▶ _LISTED ENTRIES_

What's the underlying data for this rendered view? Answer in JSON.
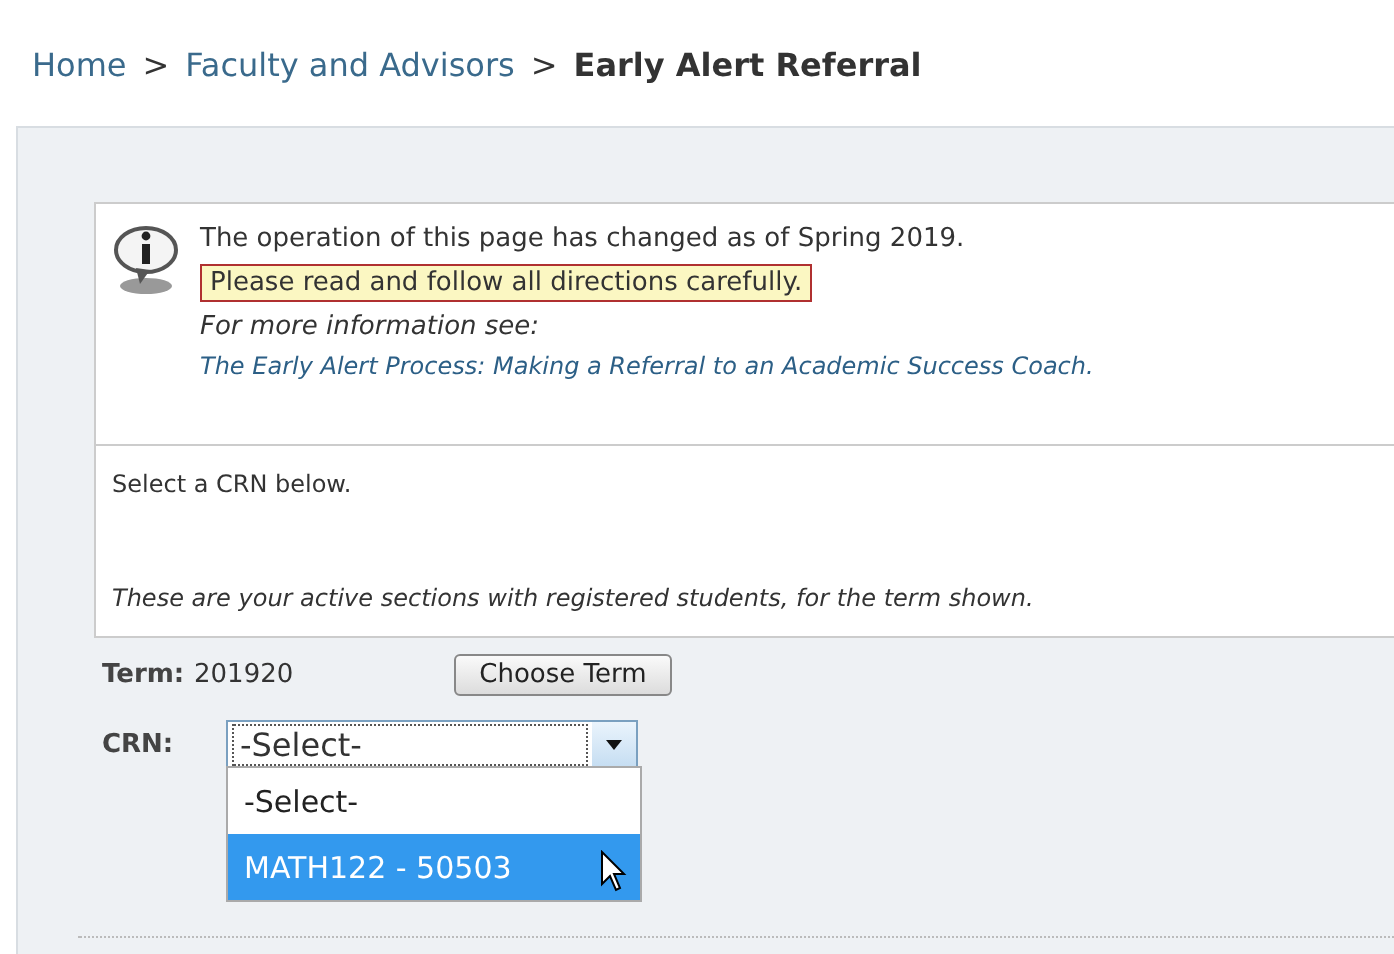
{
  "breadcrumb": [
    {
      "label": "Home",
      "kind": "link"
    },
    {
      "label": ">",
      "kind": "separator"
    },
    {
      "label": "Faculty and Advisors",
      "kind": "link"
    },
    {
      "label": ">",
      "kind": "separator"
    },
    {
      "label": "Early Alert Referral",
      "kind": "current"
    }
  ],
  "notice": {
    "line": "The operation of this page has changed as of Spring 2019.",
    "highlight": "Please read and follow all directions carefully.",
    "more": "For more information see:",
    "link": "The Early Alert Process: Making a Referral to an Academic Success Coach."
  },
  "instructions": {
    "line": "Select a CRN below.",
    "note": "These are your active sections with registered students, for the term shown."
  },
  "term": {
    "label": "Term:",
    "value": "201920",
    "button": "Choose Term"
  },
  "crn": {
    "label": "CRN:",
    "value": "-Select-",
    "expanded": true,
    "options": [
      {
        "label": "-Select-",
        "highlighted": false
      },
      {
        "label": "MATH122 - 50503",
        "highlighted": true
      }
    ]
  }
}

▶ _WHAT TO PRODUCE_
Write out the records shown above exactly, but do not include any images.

▶ _EXERCISE RESPONSE_
What's the underlying data for this rendered view? Answer in JSON.
{
  "breadcrumb": [
    {
      "label": "Home",
      "kind": "link"
    },
    {
      "label": ">",
      "kind": "separator"
    },
    {
      "label": "Faculty and Advisors",
      "kind": "link"
    },
    {
      "label": ">",
      "kind": "separator"
    },
    {
      "label": "Early Alert Referral",
      "kind": "current"
    }
  ],
  "notice": {
    "line": "The operation of this page has changed as of Spring 2019.",
    "highlight": "Please read and follow all directions carefully.",
    "more": "For more information see:",
    "link": "The Early Alert Process: Making a Referral to an Academic Success Coach."
  },
  "instructions": {
    "line": "Select a CRN below.",
    "note": "These are your active sections with registered students, for the term shown."
  },
  "term": {
    "label": "Term:",
    "value": "201920",
    "button": "Choose Term"
  },
  "crn": {
    "label": "CRN:",
    "value": "-Select-",
    "expanded": true,
    "options": [
      {
        "label": "-Select-",
        "highlighted": false
      },
      {
        "label": "MATH122 - 50503",
        "highlighted": true
      }
    ]
  }
}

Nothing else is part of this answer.